SINGAPORE - While the conflict between Russia and Ukraine will affect the Singapore economy in the near term, it is manpower that will pose challenges to growth in the longer term, said Singapore National Employers Federation (SNEF) president Robert Yap on Thursday (April 28) in his May Day message.
To tackle manpower crunch, employers have to tap technology to redesign jobs and help their workers get relevant skills, and need continued access to foreign manpower for Singapore to stay competitive, he added.
Singapore's economy rebounded by 7.6 per cent last year after contracting by 4.1 per cent in 2020, and the total number of people employed grew by 41,400 last year, following a fall of 166,600 the year before when the pandemic first hit the country.
With the easing of Covid-19 curbs, the manpower crunch is expected to worsen.
Employers have been working with unions and the Government to tackle manpower challenges to sustain growth, said Mr Yap.
Employers should leverage technology to redesign jobs so as to become more productive, he said.
He encouraged companies to make use of the Productivity Solutions Grant, which defrays up to 80 per cent of the cost for small and medium-sized enterprises looking to adopt digital solutions.
He noted that with jobs redesigned, employers will need to ensure that their workers' skills remain relevant.
To this end, the SNEF supports the efforts by the National Trades Union Congress to form more company training committees that support employers in training their workers, he said.
He added that workers too will benefit from redesigned jobs that would bring higher wages.
Amid a slower growth of the local workforce, Singapore's labour market also needs to remain open to foreigners who can complement the Singaporean workforce, said Mr Yap.
"Employers need access to foreign manpower to address skill shortages and gaps to keep our economy one of the most competitive in the world," he added.
At the same time, he urged employers to step up their efforts in developing the Singaporean core in the workforce, through tapping government schemes like the SGUnited Mid-career Pathways programme and Singapore Global Executive Programme, which provide training and attachment opportunities for workers.
Mr Yap said the SNEF will work with its tripartite partners, the unions and the Government, to make workplaces more progressive and inclusive so that workers, including older workers, lower-wage workers and professionals, managers and executives, can have better jobs, wages and prospects.

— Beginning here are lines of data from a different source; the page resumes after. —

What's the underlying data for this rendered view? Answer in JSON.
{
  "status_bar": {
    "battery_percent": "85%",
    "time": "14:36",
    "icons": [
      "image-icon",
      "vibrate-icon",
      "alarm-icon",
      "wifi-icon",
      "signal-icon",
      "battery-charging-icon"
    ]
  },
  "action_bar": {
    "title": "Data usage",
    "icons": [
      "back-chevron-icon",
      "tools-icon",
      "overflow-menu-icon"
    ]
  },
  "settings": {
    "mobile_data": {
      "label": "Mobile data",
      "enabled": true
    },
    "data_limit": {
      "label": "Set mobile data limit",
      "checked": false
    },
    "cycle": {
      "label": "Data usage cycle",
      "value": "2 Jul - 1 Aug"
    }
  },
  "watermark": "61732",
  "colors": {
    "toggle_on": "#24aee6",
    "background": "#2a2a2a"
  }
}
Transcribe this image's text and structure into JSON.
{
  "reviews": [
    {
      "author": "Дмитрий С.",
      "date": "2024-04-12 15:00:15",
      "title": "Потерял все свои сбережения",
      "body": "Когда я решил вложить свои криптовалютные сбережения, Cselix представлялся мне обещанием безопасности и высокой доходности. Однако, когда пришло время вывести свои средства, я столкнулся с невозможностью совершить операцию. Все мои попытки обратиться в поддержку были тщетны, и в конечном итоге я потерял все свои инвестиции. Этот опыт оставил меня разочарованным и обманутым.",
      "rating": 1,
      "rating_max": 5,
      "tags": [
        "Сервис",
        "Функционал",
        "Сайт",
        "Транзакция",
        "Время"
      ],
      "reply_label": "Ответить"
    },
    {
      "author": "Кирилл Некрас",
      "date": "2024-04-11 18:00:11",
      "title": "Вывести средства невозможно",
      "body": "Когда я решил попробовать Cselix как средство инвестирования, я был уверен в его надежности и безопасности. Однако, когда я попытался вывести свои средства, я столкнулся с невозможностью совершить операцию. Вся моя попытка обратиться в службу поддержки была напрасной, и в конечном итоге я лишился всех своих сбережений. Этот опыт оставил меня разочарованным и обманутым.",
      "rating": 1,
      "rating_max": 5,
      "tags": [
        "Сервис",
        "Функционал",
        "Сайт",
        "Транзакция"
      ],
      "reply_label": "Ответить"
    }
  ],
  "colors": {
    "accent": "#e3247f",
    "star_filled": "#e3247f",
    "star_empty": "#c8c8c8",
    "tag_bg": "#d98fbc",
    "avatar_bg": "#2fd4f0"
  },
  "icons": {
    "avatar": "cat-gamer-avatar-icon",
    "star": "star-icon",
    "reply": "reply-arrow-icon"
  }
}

"This would enable Singapore to maintain its competitiveness and workplace harmony to sustain economic growth for a brighter future for all," he added.